> [TRY IT]:
Output every line below exactly.

> [EXTRACTED INFORMATION]:

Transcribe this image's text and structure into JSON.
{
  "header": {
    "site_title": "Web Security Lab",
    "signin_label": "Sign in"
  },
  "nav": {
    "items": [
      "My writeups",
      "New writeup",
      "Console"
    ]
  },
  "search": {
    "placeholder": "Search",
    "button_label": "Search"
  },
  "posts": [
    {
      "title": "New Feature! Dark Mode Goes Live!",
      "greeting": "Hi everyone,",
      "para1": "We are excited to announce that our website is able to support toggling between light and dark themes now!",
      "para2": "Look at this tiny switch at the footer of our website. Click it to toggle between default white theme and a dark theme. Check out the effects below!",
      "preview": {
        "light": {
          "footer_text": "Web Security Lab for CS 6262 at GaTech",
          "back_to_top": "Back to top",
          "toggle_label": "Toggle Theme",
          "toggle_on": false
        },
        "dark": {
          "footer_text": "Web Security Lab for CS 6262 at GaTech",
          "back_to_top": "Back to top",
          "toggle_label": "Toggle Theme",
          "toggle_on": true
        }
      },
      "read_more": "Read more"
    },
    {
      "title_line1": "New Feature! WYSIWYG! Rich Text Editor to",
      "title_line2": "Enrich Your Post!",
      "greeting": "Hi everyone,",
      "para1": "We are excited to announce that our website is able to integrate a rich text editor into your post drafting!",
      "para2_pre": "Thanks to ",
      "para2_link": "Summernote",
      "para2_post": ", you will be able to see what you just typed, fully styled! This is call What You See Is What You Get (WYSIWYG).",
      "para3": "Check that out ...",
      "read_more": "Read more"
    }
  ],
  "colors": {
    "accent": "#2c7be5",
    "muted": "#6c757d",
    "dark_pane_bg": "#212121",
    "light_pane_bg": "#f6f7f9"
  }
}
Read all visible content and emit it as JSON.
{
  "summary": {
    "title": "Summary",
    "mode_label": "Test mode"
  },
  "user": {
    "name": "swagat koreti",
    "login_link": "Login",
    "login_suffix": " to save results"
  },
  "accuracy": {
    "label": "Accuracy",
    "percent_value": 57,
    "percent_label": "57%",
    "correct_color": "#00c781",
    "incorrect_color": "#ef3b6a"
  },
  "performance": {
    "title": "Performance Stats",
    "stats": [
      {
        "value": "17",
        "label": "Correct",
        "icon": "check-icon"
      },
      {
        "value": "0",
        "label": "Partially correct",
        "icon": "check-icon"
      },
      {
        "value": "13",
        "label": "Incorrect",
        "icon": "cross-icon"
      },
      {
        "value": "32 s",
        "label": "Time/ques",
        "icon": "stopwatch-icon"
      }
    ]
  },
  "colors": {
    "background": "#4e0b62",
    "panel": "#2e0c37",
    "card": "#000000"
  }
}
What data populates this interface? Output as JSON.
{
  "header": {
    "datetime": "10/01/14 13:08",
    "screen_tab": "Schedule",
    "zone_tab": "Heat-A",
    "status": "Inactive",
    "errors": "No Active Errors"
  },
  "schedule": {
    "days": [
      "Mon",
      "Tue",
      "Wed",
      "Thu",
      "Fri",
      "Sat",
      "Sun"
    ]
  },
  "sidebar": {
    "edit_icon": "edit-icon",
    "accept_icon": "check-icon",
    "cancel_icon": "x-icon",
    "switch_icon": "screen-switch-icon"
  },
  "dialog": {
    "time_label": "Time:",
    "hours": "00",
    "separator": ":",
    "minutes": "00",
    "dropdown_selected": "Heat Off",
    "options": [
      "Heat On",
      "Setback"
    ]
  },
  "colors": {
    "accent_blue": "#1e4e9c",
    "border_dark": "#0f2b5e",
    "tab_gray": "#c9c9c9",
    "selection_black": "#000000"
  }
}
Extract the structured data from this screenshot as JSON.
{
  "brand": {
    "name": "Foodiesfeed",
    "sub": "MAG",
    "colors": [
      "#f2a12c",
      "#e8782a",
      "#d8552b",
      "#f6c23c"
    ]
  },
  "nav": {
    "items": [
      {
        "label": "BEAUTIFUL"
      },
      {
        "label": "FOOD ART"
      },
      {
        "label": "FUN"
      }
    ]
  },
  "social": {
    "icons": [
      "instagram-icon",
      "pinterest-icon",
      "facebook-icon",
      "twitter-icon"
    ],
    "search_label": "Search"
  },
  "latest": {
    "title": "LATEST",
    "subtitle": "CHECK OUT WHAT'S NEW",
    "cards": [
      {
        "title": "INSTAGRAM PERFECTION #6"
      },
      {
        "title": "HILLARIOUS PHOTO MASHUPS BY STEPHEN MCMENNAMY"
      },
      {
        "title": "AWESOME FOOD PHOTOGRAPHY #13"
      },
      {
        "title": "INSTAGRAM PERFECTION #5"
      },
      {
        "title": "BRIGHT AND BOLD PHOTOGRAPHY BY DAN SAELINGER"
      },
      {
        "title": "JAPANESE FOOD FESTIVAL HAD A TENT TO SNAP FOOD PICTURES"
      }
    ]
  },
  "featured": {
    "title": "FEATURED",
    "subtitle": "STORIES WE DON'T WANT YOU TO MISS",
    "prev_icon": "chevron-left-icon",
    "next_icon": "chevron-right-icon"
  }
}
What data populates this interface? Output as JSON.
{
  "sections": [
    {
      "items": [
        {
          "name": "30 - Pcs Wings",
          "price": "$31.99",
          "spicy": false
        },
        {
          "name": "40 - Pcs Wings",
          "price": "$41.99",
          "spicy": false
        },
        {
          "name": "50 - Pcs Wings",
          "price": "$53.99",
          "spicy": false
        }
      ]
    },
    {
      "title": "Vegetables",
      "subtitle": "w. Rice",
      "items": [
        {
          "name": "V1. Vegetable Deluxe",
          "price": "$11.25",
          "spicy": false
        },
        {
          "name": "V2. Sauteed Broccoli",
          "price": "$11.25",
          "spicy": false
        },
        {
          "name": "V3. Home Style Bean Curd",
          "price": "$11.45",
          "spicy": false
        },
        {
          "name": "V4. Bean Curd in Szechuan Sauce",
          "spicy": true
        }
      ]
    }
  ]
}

> [ANSWER AREA]:
Transcribe this image's text and structure into JSON.
{
  "header": {
    "site_title": "Web Security Lab",
    "signin_label": "Sign in"
  },
  "nav": {
    "items": [
      "My writeups",
      "New writeup",
      "Console"
    ]
  },
  "search": {
    "placeholder": "Search",
    "button_label": "Search"
  },
  "posts": [
    {
      "title": "New Feature! Dark Mode Goes Live!",
      "greeting": "Hi everyone,",
      "para1": "We are excited to announce that our website is able to support toggling between light and dark themes now!",
      "para2": "Look at this tiny switch at the footer of our website. Click it to toggle between default white theme and a dark theme. Check out the effects below!",
      "preview": {
        "light": {
          "footer_text": "Web Security Lab for CS 6262 at GaTech",
          "back_to_top": "Back to top",
          "toggle_label": "Toggle Theme",
          "toggle_on": false
        },
        "dark": {
          "footer_text": "Web Security Lab for CS 6262 at GaTech",
          "back_to_top": "Back to top",
          "toggle_label": "Toggle Theme",
          "toggle_on": true
        }
      },
      "read_more": "Read more"
    },
    {
      "title_line1": "New Feature! WYSIWYG! Rich Text Editor to",
      "title_line2": "Enrich Your Post!",
      "greeting": "Hi everyone,",
      "para1": "We are excited to announce that our website is able to integrate a rich text editor into your post drafting!",
      "para2_pre": "Thanks to ",
      "para2_link": "Summernote",
      "para2_post": ", you will be able to see what you just typed, fully styled! This is call What You See Is What You Get (WYSIWYG).",
      "para3": "Check that out ...",
      "read_more": "Read more"
    }
  ],
  "colors": {
    "accent": "#2c7be5",
    "muted": "#6c757d",
    "dark_pane_bg": "#212121",
    "light_pane_bg": "#f6f7f9"
  }
}
Read all visible content and emit it as JSON.
{
  "summary": {
    "title": "Summary",
    "mode_label": "Test mode"
  },
  "user": {
    "name": "swagat koreti",
    "login_link": "Login",
    "login_suffix": " to save results"
  },
  "accuracy": {
    "label": "Accuracy",
    "percent_value": 57,
    "percent_label": "57%",
    "correct_color": "#00c781",
    "incorrect_color": "#ef3b6a"
  },
  "performance": {
    "title": "Performance Stats",
    "stats": [
      {
        "value": "17",
        "label": "Correct",
        "icon": "check-icon"
      },
      {
        "value": "0",
        "label": "Partially correct",
        "icon": "check-icon"
      },
      {
        "value": "13",
        "label": "Incorrect",
        "icon": "cross-icon"
      },
      {
        "value": "32 s",
        "label": "Time/ques",
        "icon": "stopwatch-icon"
      }
    ]
  },
  "colors": {
    "background": "#4e0b62",
    "panel": "#2e0c37",
    "card": "#000000"
  }
}
What data populates this interface? Output as JSON.
{
  "header": {
    "datetime": "10/01/14 13:08",
    "screen_tab": "Schedule",
    "zone_tab": "Heat-A",
    "status": "Inactive",
    "errors": "No Active Errors"
  },
  "schedule": {
    "days": [
      "Mon",
      "Tue",
      "Wed",
      "Thu",
      "Fri",
      "Sat",
      "Sun"
    ]
  },
  "sidebar": {
    "edit_icon": "edit-icon",
    "accept_icon": "check-icon",
    "cancel_icon": "x-icon",
    "switch_icon": "screen-switch-icon"
  },
  "dialog": {
    "time_label": "Time:",
    "hours": "00",
    "separator": ":",
    "minutes": "00",
    "dropdown_selected": "Heat Off",
    "options": [
      "Heat On",
      "Setback"
    ]
  },
  "colors": {
    "accent_blue": "#1e4e9c",
    "border_dark": "#0f2b5e",
    "tab_gray": "#c9c9c9",
    "selection_black": "#000000"
  }
}
Extract the structured data from this screenshot as JSON.
{
  "brand": {
    "name": "Foodiesfeed",
    "sub": "MAG",
    "colors": [
      "#f2a12c",
      "#e8782a",
      "#d8552b",
      "#f6c23c"
    ]
  },
  "nav": {
    "items": [
      {
        "label": "BEAUTIFUL"
      },
      {
        "label": "FOOD ART"
      },
      {
        "label": "FUN"
      }
    ]
  },
  "social": {
    "icons": [
      "instagram-icon",
      "pinterest-icon",
      "facebook-icon",
      "twitter-icon"
    ],
    "search_label": "Search"
  },
  "latest": {
    "title": "LATEST",
    "subtitle": "CHECK OUT WHAT'S NEW",
    "cards": [
      {
        "title": "INSTAGRAM PERFECTION #6"
      },
      {
        "title": "HILLARIOUS PHOTO MASHUPS BY STEPHEN MCMENNAMY"
      },
      {
        "title": "AWESOME FOOD PHOTOGRAPHY #13"
      },
      {
        "title": "INSTAGRAM PERFECTION #5"
      },
      {
        "title": "BRIGHT AND BOLD PHOTOGRAPHY BY DAN SAELINGER"
      },
      {
        "title": "JAPANESE FOOD FESTIVAL HAD A TENT TO SNAP FOOD PICTURES"
      }
    ]
  },
  "featured": {
    "title": "FEATURED",
    "subtitle": "STORIES WE DON'T WANT YOU TO MISS",
    "prev_icon": "chevron-left-icon",
    "next_icon": "chevron-right-icon"
  }
}
What data populates this interface? Output as JSON.
{
  "sections": [
    {
      "items": [
        {
          "name": "30 - Pcs Wings",
          "price": "$31.99",
          "spicy": false
        },
        {
          "name": "40 - Pcs Wings",
          "price": "$41.99",
          "spicy": false
        },
        {
          "name": "50 - Pcs Wings",
          "price": "$53.99",
          "spicy": false
        }
      ]
    },
    {
      "title": "Vegetables",
      "subtitle": "w. Rice",
      "items": [
        {
          "name": "V1. Vegetable Deluxe",
          "price": "$11.25",
          "spicy": false
        },
        {
          "name": "V2. Sauteed Broccoli",
          "price": "$11.25",
          "spicy": false
        },
        {
          "name": "V3. Home Style Bean Curd",
          "price": "$11.45",
          "spicy": false
        },
        {
          "name": "V4. Bean Curd in Szechuan Sauce",
          "spicy": true
        }
      ]
    }
  ]
}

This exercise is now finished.